[Items from an interface collection]
-------------------------

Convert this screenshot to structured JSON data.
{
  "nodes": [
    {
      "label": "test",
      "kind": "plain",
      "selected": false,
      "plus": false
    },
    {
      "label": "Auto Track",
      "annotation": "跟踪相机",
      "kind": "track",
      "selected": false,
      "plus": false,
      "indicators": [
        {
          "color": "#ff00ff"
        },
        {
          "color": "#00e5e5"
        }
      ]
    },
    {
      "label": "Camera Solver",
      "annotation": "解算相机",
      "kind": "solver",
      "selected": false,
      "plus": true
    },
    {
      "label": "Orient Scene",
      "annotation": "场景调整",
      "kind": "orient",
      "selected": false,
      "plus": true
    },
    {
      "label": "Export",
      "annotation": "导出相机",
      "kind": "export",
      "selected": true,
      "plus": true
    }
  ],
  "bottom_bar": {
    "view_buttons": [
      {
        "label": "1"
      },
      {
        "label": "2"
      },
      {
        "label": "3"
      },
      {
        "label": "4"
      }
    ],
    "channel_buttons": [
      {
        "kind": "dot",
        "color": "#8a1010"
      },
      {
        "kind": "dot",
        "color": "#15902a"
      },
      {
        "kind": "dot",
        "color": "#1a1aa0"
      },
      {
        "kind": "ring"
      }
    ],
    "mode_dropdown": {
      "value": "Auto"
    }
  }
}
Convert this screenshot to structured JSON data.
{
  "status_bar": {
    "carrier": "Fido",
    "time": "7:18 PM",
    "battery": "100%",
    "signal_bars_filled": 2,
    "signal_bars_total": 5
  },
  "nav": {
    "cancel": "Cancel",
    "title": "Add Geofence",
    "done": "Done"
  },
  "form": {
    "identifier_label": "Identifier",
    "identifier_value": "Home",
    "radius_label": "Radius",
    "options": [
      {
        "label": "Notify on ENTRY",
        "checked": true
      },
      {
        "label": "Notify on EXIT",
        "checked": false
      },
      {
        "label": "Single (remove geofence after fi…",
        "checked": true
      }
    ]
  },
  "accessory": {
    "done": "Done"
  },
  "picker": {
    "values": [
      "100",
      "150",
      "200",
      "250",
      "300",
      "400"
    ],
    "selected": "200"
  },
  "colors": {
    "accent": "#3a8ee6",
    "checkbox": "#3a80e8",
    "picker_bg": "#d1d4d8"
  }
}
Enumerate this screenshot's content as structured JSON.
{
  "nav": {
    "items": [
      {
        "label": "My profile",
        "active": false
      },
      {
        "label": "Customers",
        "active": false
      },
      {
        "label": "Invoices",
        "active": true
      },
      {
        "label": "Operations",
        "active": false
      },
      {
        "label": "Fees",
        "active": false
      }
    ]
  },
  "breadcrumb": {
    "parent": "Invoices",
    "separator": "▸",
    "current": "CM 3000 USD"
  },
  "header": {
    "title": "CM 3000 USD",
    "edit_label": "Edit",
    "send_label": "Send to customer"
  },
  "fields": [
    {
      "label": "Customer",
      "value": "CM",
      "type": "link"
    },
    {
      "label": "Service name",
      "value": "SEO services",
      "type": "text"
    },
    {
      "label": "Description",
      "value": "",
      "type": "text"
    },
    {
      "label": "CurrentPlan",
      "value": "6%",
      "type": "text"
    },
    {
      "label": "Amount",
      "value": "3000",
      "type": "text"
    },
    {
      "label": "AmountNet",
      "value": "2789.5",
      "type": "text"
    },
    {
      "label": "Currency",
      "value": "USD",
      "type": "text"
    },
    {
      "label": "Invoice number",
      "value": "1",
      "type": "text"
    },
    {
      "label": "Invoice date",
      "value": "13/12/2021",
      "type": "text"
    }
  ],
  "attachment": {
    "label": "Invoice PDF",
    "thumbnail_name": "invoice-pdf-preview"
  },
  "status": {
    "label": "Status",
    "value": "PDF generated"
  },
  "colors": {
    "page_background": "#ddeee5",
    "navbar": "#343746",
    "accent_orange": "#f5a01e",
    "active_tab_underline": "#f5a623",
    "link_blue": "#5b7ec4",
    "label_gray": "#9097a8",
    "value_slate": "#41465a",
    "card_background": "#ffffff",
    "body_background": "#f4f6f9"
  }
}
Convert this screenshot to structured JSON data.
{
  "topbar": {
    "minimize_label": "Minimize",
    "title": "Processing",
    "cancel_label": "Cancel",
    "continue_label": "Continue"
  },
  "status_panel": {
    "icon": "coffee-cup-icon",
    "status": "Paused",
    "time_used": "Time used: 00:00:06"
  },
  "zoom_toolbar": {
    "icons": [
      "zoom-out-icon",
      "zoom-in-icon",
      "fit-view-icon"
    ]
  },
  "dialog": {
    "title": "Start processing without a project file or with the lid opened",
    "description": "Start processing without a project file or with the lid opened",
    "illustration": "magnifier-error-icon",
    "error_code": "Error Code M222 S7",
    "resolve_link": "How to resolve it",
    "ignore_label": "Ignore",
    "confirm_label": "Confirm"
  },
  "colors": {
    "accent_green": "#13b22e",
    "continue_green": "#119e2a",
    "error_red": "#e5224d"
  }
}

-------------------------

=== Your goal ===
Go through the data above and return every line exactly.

=== Reply to the task ===
Convert this screenshot to structured JSON data.
{
  "nodes": [
    {
      "label": "test",
      "kind": "plain",
      "selected": false,
      "plus": false
    },
    {
      "label": "Auto Track",
      "annotation": "跟踪相机",
      "kind": "track",
      "selected": false,
      "plus": false,
      "indicators": [
        {
          "color": "#ff00ff"
        },
        {
          "color": "#00e5e5"
        }
      ]
    },
    {
      "label": "Camera Solver",
      "annotation": "解算相机",
      "kind": "solver",
      "selected": false,
      "plus": true
    },
    {
      "label": "Orient Scene",
      "annotation": "场景调整",
      "kind": "orient",
      "selected": false,
      "plus": true
    },
    {
      "label": "Export",
      "annotation": "导出相机",
      "kind": "export",
      "selected": true,
      "plus": true
    }
  ],
  "bottom_bar": {
    "view_buttons": [
      {
        "label": "1"
      },
      {
        "label": "2"
      },
      {
        "label": "3"
      },
      {
        "label": "4"
      }
    ],
    "channel_buttons": [
      {
        "kind": "dot",
        "color": "#8a1010"
      },
      {
        "kind": "dot",
        "color": "#15902a"
      },
      {
        "kind": "dot",
        "color": "#1a1aa0"
      },
      {
        "kind": "ring"
      }
    ],
    "mode_dropdown": {
      "value": "Auto"
    }
  }
}
Convert this screenshot to structured JSON data.
{
  "status_bar": {
    "carrier": "Fido",
    "time": "7:18 PM",
    "battery": "100%",
    "signal_bars_filled": 2,
    "signal_bars_total": 5
  },
  "nav": {
    "cancel": "Cancel",
    "title": "Add Geofence",
    "done": "Done"
  },
  "form": {
    "identifier_label": "Identifier",
    "identifier_value": "Home",
    "radius_label": "Radius",
    "options": [
      {
        "label": "Notify on ENTRY",
        "checked": true
      },
      {
        "label": "Notify on EXIT",
        "checked": false
      },
      {
        "label": "Single (remove geofence after fi…",
        "checked": true
      }
    ]
  },
  "accessory": {
    "done": "Done"
  },
  "picker": {
    "values": [
      "100",
      "150",
      "200",
      "250",
      "300",
      "400"
    ],
    "selected": "200"
  },
  "colors": {
    "accent": "#3a8ee6",
    "checkbox": "#3a80e8",
    "picker_bg": "#d1d4d8"
  }
}
Enumerate this screenshot's content as structured JSON.
{
  "nav": {
    "items": [
      {
        "label": "My profile",
        "active": false
      },
      {
        "label": "Customers",
        "active": false
      },
      {
        "label": "Invoices",
        "active": true
      },
      {
        "label": "Operations",
        "active": false
      },
      {
        "label": "Fees",
        "active": false
      }
    ]
  },
  "breadcrumb": {
    "parent": "Invoices",
    "separator": "▸",
    "current": "CM 3000 USD"
  },
  "header": {
    "title": "CM 3000 USD",
    "edit_label": "Edit",
    "send_label": "Send to customer"
  },
  "fields": [
    {
      "label": "Customer",
      "value": "CM",
      "type": "link"
    },
    {
      "label": "Service name",
      "value": "SEO services",
      "type": "text"
    },
    {
      "label": "Description",
      "value": "",
      "type": "text"
    },
    {
      "label": "CurrentPlan",
      "value": "6%",
      "type": "text"
    },
    {
      "label": "Amount",
      "value": "3000",
      "type": "text"
    },
    {
      "label": "AmountNet",
      "value": "2789.5",
      "type": "text"
    },
    {
      "label": "Currency",
      "value": "USD",
      "type": "text"
    },
    {
      "label": "Invoice number",
      "value": "1",
      "type": "text"
    },
    {
      "label": "Invoice date",
      "value": "13/12/2021",
      "type": "text"
    }
  ],
  "attachment": {
    "label": "Invoice PDF",
    "thumbnail_name": "invoice-pdf-preview"
  },
  "status": {
    "label": "Status",
    "value": "PDF generated"
  },
  "colors": {
    "page_background": "#ddeee5",
    "navbar": "#343746",
    "accent_orange": "#f5a01e",
    "active_tab_underline": "#f5a623",
    "link_blue": "#5b7ec4",
    "label_gray": "#9097a8",
    "value_slate": "#41465a",
    "card_background": "#ffffff",
    "body_background": "#f4f6f9"
  }
}
Convert this screenshot to structured JSON data.
{
  "topbar": {
    "minimize_label": "Minimize",
    "title": "Processing",
    "cancel_label": "Cancel",
    "continue_label": "Continue"
  },
  "status_panel": {
    "icon": "coffee-cup-icon",
    "status": "Paused",
    "time_used": "Time used: 00:00:06"
  },
  "zoom_toolbar": {
    "icons": [
      "zoom-out-icon",
      "zoom-in-icon",
      "fit-view-icon"
    ]
  },
  "dialog": {
    "title": "Start processing without a project file or with the lid opened",
    "description": "Start processing without a project file or with the lid opened",
    "illustration": "magnifier-error-icon",
    "error_code": "Error Code M222 S7",
    "resolve_link": "How to resolve it",
    "ignore_label": "Ignore",
    "confirm_label": "Confirm"
  },
  "colors": {
    "accent_green": "#13b22e",
    "continue_green": "#119e2a",
    "error_red": "#e5224d"
  }
}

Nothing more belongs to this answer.